_TASK TO CARRY OUT_.
The entries below must be copied exactly as they are.

_GIVEN INFORMATION_.
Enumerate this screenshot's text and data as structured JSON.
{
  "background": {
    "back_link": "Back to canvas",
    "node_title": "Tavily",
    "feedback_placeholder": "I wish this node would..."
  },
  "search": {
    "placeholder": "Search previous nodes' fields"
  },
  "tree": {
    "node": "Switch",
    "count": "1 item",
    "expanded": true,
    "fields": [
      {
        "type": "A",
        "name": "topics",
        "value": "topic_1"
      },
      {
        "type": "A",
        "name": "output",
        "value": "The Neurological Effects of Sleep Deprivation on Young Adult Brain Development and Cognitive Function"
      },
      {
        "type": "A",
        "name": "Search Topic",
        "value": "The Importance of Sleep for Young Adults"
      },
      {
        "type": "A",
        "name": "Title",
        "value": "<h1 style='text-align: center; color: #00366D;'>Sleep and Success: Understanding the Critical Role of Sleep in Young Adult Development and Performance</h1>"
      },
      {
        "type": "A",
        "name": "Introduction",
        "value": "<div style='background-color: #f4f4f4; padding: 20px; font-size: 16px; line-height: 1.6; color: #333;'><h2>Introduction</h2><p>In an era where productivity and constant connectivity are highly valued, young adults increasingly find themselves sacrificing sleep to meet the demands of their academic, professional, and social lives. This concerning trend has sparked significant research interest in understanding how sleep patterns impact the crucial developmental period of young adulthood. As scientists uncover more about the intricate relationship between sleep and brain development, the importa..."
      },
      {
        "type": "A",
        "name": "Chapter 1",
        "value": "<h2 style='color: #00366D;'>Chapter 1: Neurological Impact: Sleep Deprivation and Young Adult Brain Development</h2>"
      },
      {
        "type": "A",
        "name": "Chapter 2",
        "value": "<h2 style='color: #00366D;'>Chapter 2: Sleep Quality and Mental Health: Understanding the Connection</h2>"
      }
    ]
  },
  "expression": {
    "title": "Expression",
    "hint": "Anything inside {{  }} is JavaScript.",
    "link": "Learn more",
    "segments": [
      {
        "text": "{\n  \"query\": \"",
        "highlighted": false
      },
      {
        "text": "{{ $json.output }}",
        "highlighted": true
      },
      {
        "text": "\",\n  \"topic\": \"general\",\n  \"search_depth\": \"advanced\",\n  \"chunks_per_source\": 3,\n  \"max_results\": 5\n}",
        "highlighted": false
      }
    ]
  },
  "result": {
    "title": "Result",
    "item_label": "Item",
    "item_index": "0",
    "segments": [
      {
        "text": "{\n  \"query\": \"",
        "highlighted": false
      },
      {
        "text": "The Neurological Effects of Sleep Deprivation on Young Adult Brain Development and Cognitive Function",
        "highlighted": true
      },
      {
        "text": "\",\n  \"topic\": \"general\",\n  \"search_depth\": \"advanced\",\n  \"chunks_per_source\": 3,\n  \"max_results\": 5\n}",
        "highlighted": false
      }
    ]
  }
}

_ANSWER TO THIS EXERCISE_.
Enumerate this screenshot's text and data as structured JSON.
{
  "background": {
    "back_link": "Back to canvas",
    "node_title": "Tavily",
    "feedback_placeholder": "I wish this node would..."
  },
  "search": {
    "placeholder": "Search previous nodes' fields"
  },
  "tree": {
    "node": "Switch",
    "count": "1 item",
    "expanded": true,
    "fields": [
      {
        "type": "A",
        "name": "topics",
        "value": "topic_1"
      },
      {
        "type": "A",
        "name": "output",
        "value": "The Neurological Effects of Sleep Deprivation on Young Adult Brain Development and Cognitive Function"
      },
      {
        "type": "A",
        "name": "Search Topic",
        "value": "The Importance of Sleep for Young Adults"
      },
      {
        "type": "A",
        "name": "Title",
        "value": "<h1 style='text-align: center; color: #00366D;'>Sleep and Success: Understanding the Critical Role of Sleep in Young Adult Development and Performance</h1>"
      },
      {
        "type": "A",
        "name": "Introduction",
        "value": "<div style='background-color: #f4f4f4; padding: 20px; font-size: 16px; line-height: 1.6; color: #333;'><h2>Introduction</h2><p>In an era where productivity and constant connectivity are highly valued, young adults increasingly find themselves sacrificing sleep to meet the demands of their academic, professional, and social lives. This concerning trend has sparked significant research interest in understanding how sleep patterns impact the crucial developmental period of young adulthood. As scientists uncover more about the intricate relationship between sleep and brain development, the importa..."
      },
      {
        "type": "A",
        "name": "Chapter 1",
        "value": "<h2 style='color: #00366D;'>Chapter 1: Neurological Impact: Sleep Deprivation and Young Adult Brain Development</h2>"
      },
      {
        "type": "A",
        "name": "Chapter 2",
        "value": "<h2 style='color: #00366D;'>Chapter 2: Sleep Quality and Mental Health: Understanding the Connection</h2>"
      }
    ]
  },
  "expression": {
    "title": "Expression",
    "hint": "Anything inside {{  }} is JavaScript.",
    "link": "Learn more",
    "segments": [
      {
        "text": "{\n  \"query\": \"",
        "highlighted": false
      },
      {
        "text": "{{ $json.output }}",
        "highlighted": true
      },
      {
        "text": "\",\n  \"topic\": \"general\",\n  \"search_depth\": \"advanced\",\n  \"chunks_per_source\": 3,\n  \"max_results\": 5\n}",
        "highlighted": false
      }
    ]
  },
  "result": {
    "title": "Result",
    "item_label": "Item",
    "item_index": "0",
    "segments": [
      {
        "text": "{\n  \"query\": \"",
        "highlighted": false
      },
      {
        "text": "The Neurological Effects of Sleep Deprivation on Young Adult Brain Development and Cognitive Function",
        "highlighted": true
      },
      {
        "text": "\",\n  \"topic\": \"general\",\n  \"search_depth\": \"advanced\",\n  \"chunks_per_source\": 3,\n  \"max_results\": 5\n}",
        "highlighted": false
      }
    ]
  }
}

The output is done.